DOI: 2019.19.010
ISSN:0727- 9620
ISSN:2200 - 405X
Parent Title (English):Cunninghamia : a journal of plant ecology for eastern Australia
Document Type:Article
Year of Completion:2019
Year of first Publication:2019
Publishing Institution:Universit├Ątsbibliothek Johann Christian Senckenberg
Release Date:2021/02/10
Tag:Phoenix canariensis; Washingtonia robusta; dispersal; frugivory; marginal environments
Page Number:7
First Page:113
Last Page:119
Dewey Decimal Classification:5 Naturwissenschaften und Mathematik / 58 Pflanzen (Botanik) / 580 Pflanzen (Botanik)
Sammlungen:Sammlung Biologie / Sondersammelgebiets-Volltexte
Zeitschriften / Jahresberichte:Cunninghamia : A Journal of Plant Ecology for Eastern Australia / Cunninghamia : A Journal of Plant Ecology for Eastern Australia, Volume 19 (2019)

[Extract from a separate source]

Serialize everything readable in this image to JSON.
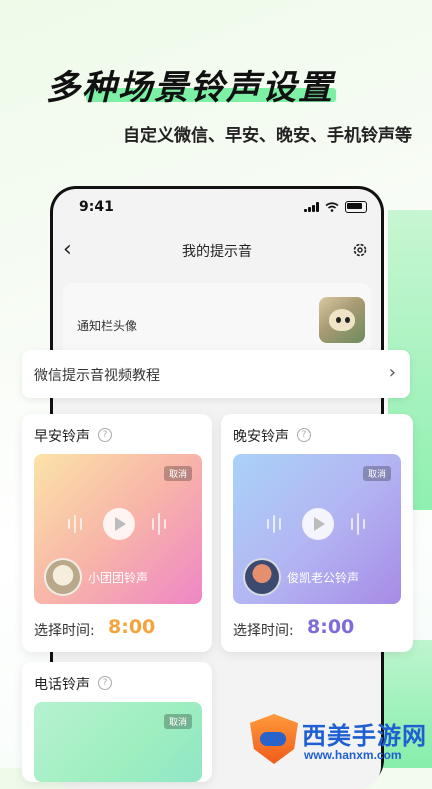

Licence (German):License LogoDeutsches Urheberrecht